Problem to work on. Filter these entries, keeping only lines that hold the word "Overlay".

═════ Source records ═════

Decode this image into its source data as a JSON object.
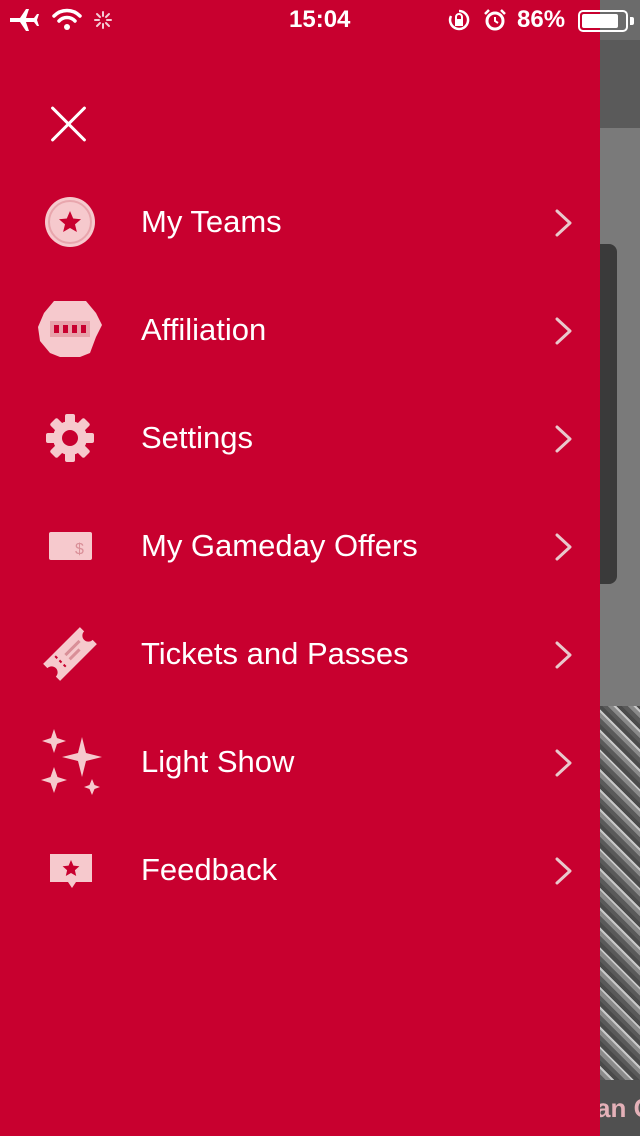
{
  "status_bar": {
    "time": "15:04",
    "battery": "86%",
    "battery_level": 0.86
  },
  "background_app": {
    "caption": "an C"
  },
  "drawer": {
    "close_icon": "close-icon",
    "items": [
      {
        "label": "My Teams",
        "icon": "star-badge-icon"
      },
      {
        "label": "Affiliation",
        "icon": "team-logo-icon"
      },
      {
        "label": "Settings",
        "icon": "gear-icon"
      },
      {
        "label": "My Gameday Offers",
        "icon": "dollar-card-icon"
      },
      {
        "label": "Tickets and Passes",
        "icon": "ticket-icon"
      },
      {
        "label": "Light Show",
        "icon": "sparkles-icon"
      },
      {
        "label": "Feedback",
        "icon": "feedback-bubble-icon"
      }
    ]
  },
  "colors": {
    "brand": "#c8002f",
    "icon": "#f6c9cd",
    "text": "#ffffff",
    "chevron": "#e9c8cc"
  }
}
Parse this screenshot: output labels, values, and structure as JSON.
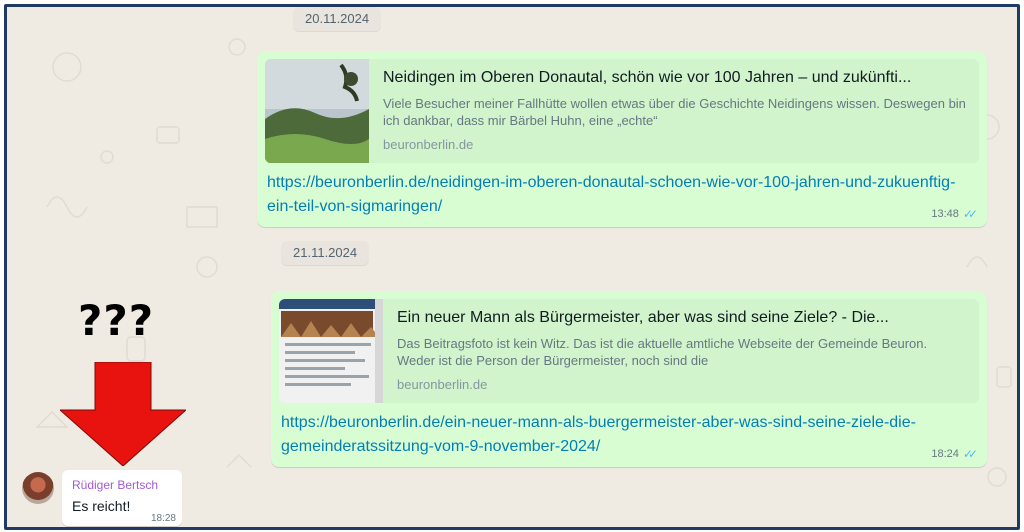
{
  "chat": {
    "dates": [
      "20.11.2024",
      "21.11.2024"
    ],
    "messages": [
      {
        "preview_title": "Neidingen im Oberen Donautal, schön wie vor 100 Jahren – und zukünfti...",
        "preview_desc": "Viele Besucher meiner Fallhütte wollen etwas über die Geschichte Neidingens wissen. Deswegen bin ich dankbar, dass mir Bärbel Huhn, eine „echte“",
        "preview_domain": "beuronberlin.de",
        "link": "https://beuronberlin.de/neidingen-im-oberen-donautal-schoen-wie-vor-100-jahren-und-zukuenftig-ein-teil-von-sigmaringen/",
        "time": "13:48"
      },
      {
        "preview_title": "Ein neuer Mann als Bürgermeister, aber was sind seine Ziele? - Die...",
        "preview_desc": "Das Beitragsfoto ist kein Witz. Das ist die aktuelle amtliche Webseite der Gemeinde Beuron. Weder ist die Person der Bürgermeister, noch sind die",
        "preview_domain": "beuronberlin.de",
        "link": "https://beuronberlin.de/ein-neuer-mann-als-buergermeister-aber-was-sind-seine-ziele-die-gemeinderatssitzung-vom-9-november-2024/",
        "time": "18:24"
      }
    ],
    "incoming": {
      "sender": "Rüdiger Bertsch",
      "text": "Es reicht!",
      "time": "18:28"
    }
  },
  "annotation": {
    "text": "???",
    "arrow_color": "#e8130f"
  },
  "colors": {
    "outgoing_bubble": "#d9fdd3",
    "link": "#027eb5",
    "read_ticks": "#53bdeb",
    "frame_border": "#1f3b64"
  }
}
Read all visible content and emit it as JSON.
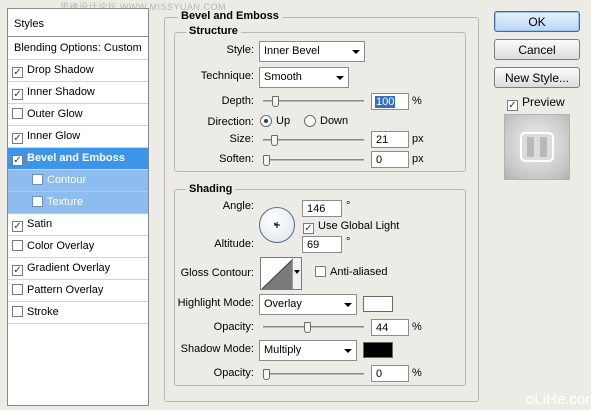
{
  "watermark_top": "思缘设计论坛 WWW.MISSYUAN.COM",
  "watermark_bottom": "oLiHe.com",
  "styles_list": {
    "header": "Styles",
    "blending_options": "Blending Options: Custom",
    "items": [
      {
        "label": "Drop Shadow",
        "checked": true
      },
      {
        "label": "Inner Shadow",
        "checked": true
      },
      {
        "label": "Outer Glow",
        "checked": false
      },
      {
        "label": "Inner Glow",
        "checked": true
      },
      {
        "label": "Bevel and Emboss",
        "checked": true,
        "selected": true
      },
      {
        "label": "Contour",
        "checked": false,
        "sub": true
      },
      {
        "label": "Texture",
        "checked": false,
        "sub": true
      },
      {
        "label": "Satin",
        "checked": true
      },
      {
        "label": "Color Overlay",
        "checked": false
      },
      {
        "label": "Gradient Overlay",
        "checked": true
      },
      {
        "label": "Pattern Overlay",
        "checked": false
      },
      {
        "label": "Stroke",
        "checked": false
      }
    ]
  },
  "bevel_emboss": {
    "title": "Bevel and Emboss",
    "structure": {
      "title": "Structure",
      "style_label": "Style:",
      "style_value": "Inner Bevel",
      "technique_label": "Technique:",
      "technique_value": "Smooth",
      "depth_label": "Depth:",
      "depth_value": "100",
      "depth_unit": "%",
      "depth_level": 0.1,
      "direction_label": "Direction:",
      "direction_up": "Up",
      "direction_down": "Down",
      "direction_selected": "Up",
      "size_label": "Size:",
      "size_value": "21",
      "size_unit": "px",
      "size_level": 0.08,
      "soften_label": "Soften:",
      "soften_value": "0",
      "soften_unit": "px",
      "soften_level": 0.0
    },
    "shading": {
      "title": "Shading",
      "angle_label": "Angle:",
      "angle_value": "146",
      "angle_unit": "°",
      "use_global_light_label": "Use Global Light",
      "use_global_light_checked": true,
      "altitude_label": "Altitude:",
      "altitude_value": "69",
      "altitude_unit": "°",
      "gloss_contour_label": "Gloss Contour:",
      "anti_aliased_label": "Anti-aliased",
      "anti_aliased_checked": false,
      "highlight_mode_label": "Highlight Mode:",
      "highlight_mode_value": "Overlay",
      "highlight_color": "#ffffff",
      "highlight_opacity_label": "Opacity:",
      "highlight_opacity_value": "44",
      "highlight_opacity_unit": "%",
      "highlight_opacity_level": 0.44,
      "shadow_mode_label": "Shadow Mode:",
      "shadow_mode_value": "Multiply",
      "shadow_color": "#000000",
      "shadow_opacity_label": "Opacity:",
      "shadow_opacity_value": "0",
      "shadow_opacity_unit": "%",
      "shadow_opacity_level": 0.0
    }
  },
  "buttons": {
    "ok": "OK",
    "cancel": "Cancel",
    "new_style": "New Style...",
    "preview_label": "Preview",
    "preview_checked": true
  },
  "colors": {
    "selection_blue": "#3d95ea",
    "sub_item_blue": "#8fbcef",
    "dialog_bg": "#ecebe6"
  }
}
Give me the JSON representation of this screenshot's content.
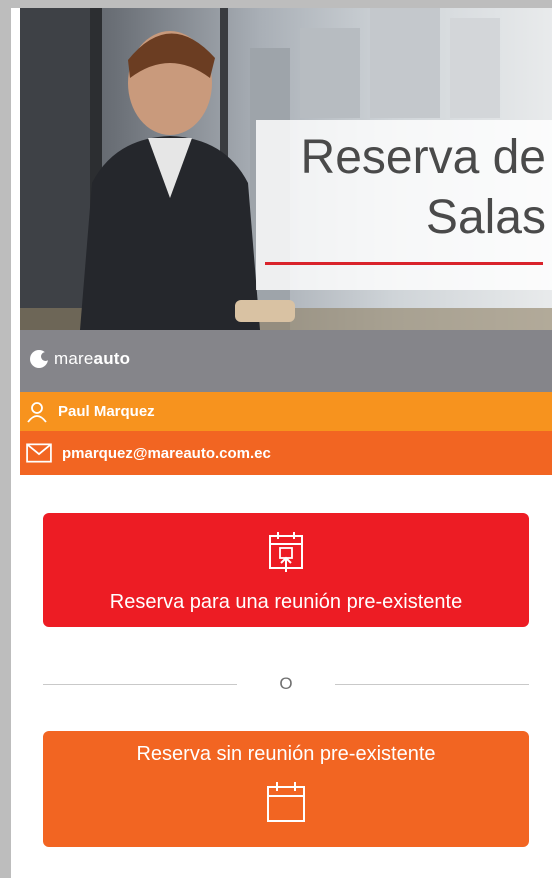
{
  "hero": {
    "title_line1": "Reserva de",
    "title_line2": "Salas",
    "accent_line_color": "#d9232b"
  },
  "brand": {
    "logo_part1": "mare",
    "logo_part2": "auto",
    "logo_icon": "mareauto-logo-icon"
  },
  "user": {
    "name": "Paul Marquez",
    "name_icon": "person-icon",
    "email": "pmarquez@mareauto.com.ec",
    "email_icon": "envelope-icon"
  },
  "actions": {
    "existing_meeting_label": "Reserva para una reunión pre-existente",
    "existing_meeting_icon": "calendar-upload-icon",
    "separator_label": "O",
    "no_meeting_label": "Reserva sin reunión pre-existente",
    "no_meeting_icon": "calendar-icon"
  },
  "colors": {
    "brand_gray": "#85858a",
    "name_bar": "#f7931e",
    "email_bar": "#f26522",
    "primary_red": "#ed1c24",
    "secondary_orange": "#f26522"
  }
}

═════

Answer to this exercise.
        "label": "Color Overlay",
        "label": "Gradient Overlay",
        "label": "Pattern Overlay",
      "highlight_mode_value": "Overlay",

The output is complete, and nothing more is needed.